[Element data from apps and pages]
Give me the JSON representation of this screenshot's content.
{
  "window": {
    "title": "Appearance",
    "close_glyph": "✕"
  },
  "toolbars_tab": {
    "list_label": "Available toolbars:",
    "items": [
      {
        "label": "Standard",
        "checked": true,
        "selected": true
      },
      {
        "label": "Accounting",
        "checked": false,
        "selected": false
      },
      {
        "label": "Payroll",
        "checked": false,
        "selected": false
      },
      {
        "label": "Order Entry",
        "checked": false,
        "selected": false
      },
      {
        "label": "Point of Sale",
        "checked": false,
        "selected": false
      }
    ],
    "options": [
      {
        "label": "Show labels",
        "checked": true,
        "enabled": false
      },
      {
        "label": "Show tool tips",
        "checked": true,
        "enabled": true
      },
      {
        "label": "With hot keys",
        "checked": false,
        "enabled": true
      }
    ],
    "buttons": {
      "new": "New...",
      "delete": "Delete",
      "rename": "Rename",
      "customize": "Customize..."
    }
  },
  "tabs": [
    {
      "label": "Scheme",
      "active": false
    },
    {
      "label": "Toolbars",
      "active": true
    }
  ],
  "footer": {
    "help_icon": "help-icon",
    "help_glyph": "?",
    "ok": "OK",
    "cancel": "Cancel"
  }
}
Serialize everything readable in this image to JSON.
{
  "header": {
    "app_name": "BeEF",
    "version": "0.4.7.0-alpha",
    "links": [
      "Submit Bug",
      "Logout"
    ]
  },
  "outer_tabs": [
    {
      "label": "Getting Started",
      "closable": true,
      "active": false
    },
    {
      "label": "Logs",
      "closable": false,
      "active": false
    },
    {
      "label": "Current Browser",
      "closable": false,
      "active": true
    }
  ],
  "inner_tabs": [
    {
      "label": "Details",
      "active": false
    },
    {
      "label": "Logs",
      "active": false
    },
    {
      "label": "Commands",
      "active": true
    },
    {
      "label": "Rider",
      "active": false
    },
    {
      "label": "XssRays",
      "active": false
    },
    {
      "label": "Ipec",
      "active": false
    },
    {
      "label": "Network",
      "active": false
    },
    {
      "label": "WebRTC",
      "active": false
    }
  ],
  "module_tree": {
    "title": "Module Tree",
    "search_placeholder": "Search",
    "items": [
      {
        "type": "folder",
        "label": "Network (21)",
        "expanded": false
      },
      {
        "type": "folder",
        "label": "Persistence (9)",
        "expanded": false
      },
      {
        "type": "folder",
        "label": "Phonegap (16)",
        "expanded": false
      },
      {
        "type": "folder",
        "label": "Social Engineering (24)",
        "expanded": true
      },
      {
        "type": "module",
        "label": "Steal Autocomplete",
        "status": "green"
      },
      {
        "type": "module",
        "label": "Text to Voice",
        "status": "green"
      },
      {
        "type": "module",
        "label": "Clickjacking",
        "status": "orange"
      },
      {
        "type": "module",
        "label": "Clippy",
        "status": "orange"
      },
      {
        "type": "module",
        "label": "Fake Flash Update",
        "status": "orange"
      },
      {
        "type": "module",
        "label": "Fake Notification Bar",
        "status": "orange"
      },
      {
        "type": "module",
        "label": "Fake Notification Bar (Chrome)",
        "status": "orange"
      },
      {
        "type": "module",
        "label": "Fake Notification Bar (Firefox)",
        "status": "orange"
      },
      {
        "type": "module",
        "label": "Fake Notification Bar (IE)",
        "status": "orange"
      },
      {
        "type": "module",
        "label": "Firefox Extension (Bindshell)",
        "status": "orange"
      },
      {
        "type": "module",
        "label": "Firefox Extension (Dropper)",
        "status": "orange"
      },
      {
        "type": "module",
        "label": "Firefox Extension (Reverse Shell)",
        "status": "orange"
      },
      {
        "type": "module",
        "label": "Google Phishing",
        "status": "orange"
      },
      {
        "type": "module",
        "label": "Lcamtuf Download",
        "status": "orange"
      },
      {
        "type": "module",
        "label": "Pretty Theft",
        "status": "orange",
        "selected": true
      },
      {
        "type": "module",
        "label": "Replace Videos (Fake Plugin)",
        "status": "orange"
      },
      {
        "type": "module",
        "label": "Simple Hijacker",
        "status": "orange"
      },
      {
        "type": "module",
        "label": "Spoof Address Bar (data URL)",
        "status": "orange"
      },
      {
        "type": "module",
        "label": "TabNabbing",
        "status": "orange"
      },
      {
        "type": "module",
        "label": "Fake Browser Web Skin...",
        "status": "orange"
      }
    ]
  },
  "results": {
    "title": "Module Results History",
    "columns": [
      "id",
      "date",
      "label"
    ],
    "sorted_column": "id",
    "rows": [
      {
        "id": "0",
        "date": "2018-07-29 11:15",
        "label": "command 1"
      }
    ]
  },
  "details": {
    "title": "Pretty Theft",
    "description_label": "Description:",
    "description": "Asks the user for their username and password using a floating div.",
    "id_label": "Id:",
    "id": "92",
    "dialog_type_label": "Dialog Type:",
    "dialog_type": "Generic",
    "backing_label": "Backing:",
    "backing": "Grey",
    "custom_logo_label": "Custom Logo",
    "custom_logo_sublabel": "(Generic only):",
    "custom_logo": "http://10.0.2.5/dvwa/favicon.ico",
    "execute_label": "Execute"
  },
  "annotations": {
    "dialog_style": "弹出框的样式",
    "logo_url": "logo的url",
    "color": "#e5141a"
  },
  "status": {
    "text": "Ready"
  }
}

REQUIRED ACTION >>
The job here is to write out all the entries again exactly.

SOLUTION BELOW >>
Give me the JSON representation of this screenshot's content.
{
  "window": {
    "title": "Appearance",
    "close_glyph": "✕"
  },
  "toolbars_tab": {
    "list_label": "Available toolbars:",
    "items": [
      {
        "label": "Standard",
        "checked": true,
        "selected": true
      },
      {
        "label": "Accounting",
        "checked": false,
        "selected": false
      },
      {
        "label": "Payroll",
        "checked": false,
        "selected": false
      },
      {
        "label": "Order Entry",
        "checked": false,
        "selected": false
      },
      {
        "label": "Point of Sale",
        "checked": false,
        "selected": false
      }
    ],
    "options": [
      {
        "label": "Show labels",
        "checked": true,
        "enabled": false
      },
      {
        "label": "Show tool tips",
        "checked": true,
        "enabled": true
      },
      {
        "label": "With hot keys",
        "checked": false,
        "enabled": true
      }
    ],
    "buttons": {
      "new": "New...",
      "delete": "Delete",
      "rename": "Rename",
      "customize": "Customize..."
    }
  },
  "tabs": [
    {
      "label": "Scheme",
      "active": false
    },
    {
      "label": "Toolbars",
      "active": true
    }
  ],
  "footer": {
    "help_icon": "help-icon",
    "help_glyph": "?",
    "ok": "OK",
    "cancel": "Cancel"
  }
}
Serialize everything readable in this image to JSON.
{
  "header": {
    "app_name": "BeEF",
    "version": "0.4.7.0-alpha",
    "links": [
      "Submit Bug",
      "Logout"
    ]
  },
  "outer_tabs": [
    {
      "label": "Getting Started",
      "closable": true,
      "active": false
    },
    {
      "label": "Logs",
      "closable": false,
      "active": false
    },
    {
      "label": "Current Browser",
      "closable": false,
      "active": true
    }
  ],
  "inner_tabs": [
    {
      "label": "Details",
      "active": false
    },
    {
      "label": "Logs",
      "active": false
    },
    {
      "label": "Commands",
      "active": true
    },
    {
      "label": "Rider",
      "active": false
    },
    {
      "label": "XssRays",
      "active": false
    },
    {
      "label": "Ipec",
      "active": false
    },
    {
      "label": "Network",
      "active": false
    },
    {
      "label": "WebRTC",
      "active": false
    }
  ],
  "module_tree": {
    "title": "Module Tree",
    "search_placeholder": "Search",
    "items": [
      {
        "type": "folder",
        "label": "Network (21)",
        "expanded": false
      },
      {
        "type": "folder",
        "label": "Persistence (9)",
        "expanded": false
      },
      {
        "type": "folder",
        "label": "Phonegap (16)",
        "expanded": false
      },
      {
        "type": "folder",
        "label": "Social Engineering (24)",
        "expanded": true
      },
      {
        "type": "module",
        "label": "Steal Autocomplete",
        "status": "green"
      },
      {
        "type": "module",
        "label": "Text to Voice",
        "status": "green"
      },
      {
        "type": "module",
        "label": "Clickjacking",
        "status": "orange"
      },
      {
        "type": "module",
        "label": "Clippy",
        "status": "orange"
      },
      {
        "type": "module",
        "label": "Fake Flash Update",
        "status": "orange"
      },
      {
        "type": "module",
        "label": "Fake Notification Bar",
        "status": "orange"
      },
      {
        "type": "module",
        "label": "Fake Notification Bar (Chrome)",
        "status": "orange"
      },
      {
        "type": "module",
        "label": "Fake Notification Bar (Firefox)",
        "status": "orange"
      },
      {
        "type": "module",
        "label": "Fake Notification Bar (IE)",
        "status": "orange"
      },
      {
        "type": "module",
        "label": "Firefox Extension (Bindshell)",
        "status": "orange"
      },
      {
        "type": "module",
        "label": "Firefox Extension (Dropper)",
        "status": "orange"
      },
      {
        "type": "module",
        "label": "Firefox Extension (Reverse Shell)",
        "status": "orange"
      },
      {
        "type": "module",
        "label": "Google Phishing",
        "status": "orange"
      },
      {
        "type": "module",
        "label": "Lcamtuf Download",
        "status": "orange"
      },
      {
        "type": "module",
        "label": "Pretty Theft",
        "status": "orange",
        "selected": true
      },
      {
        "type": "module",
        "label": "Replace Videos (Fake Plugin)",
        "status": "orange"
      },
      {
        "type": "module",
        "label": "Simple Hijacker",
        "status": "orange"
      },
      {
        "type": "module",
        "label": "Spoof Address Bar (data URL)",
        "status": "orange"
      },
      {
        "type": "module",
        "label": "TabNabbing",
        "status": "orange"
      },
      {
        "type": "module",
        "label": "Fake Browser Web Skin...",
        "status": "orange"
      }
    ]
  },
  "results": {
    "title": "Module Results History",
    "columns": [
      "id",
      "date",
      "label"
    ],
    "sorted_column": "id",
    "rows": [
      {
        "id": "0",
        "date": "2018-07-29 11:15",
        "label": "command 1"
      }
    ]
  },
  "details": {
    "title": "Pretty Theft",
    "description_label": "Description:",
    "description": "Asks the user for their username and password using a floating div.",
    "id_label": "Id:",
    "id": "92",
    "dialog_type_label": "Dialog Type:",
    "dialog_type": "Generic",
    "backing_label": "Backing:",
    "backing": "Grey",
    "custom_logo_label": "Custom Logo",
    "custom_logo_sublabel": "(Generic only):",
    "custom_logo": "http://10.0.2.5/dvwa/favicon.ico",
    "execute_label": "Execute"
  },
  "annotations": {
    "dialog_style": "弹出框的样式",
    "logo_url": "logo的url",
    "color": "#e5141a"
  },
  "status": {
    "text": "Ready"
  }
}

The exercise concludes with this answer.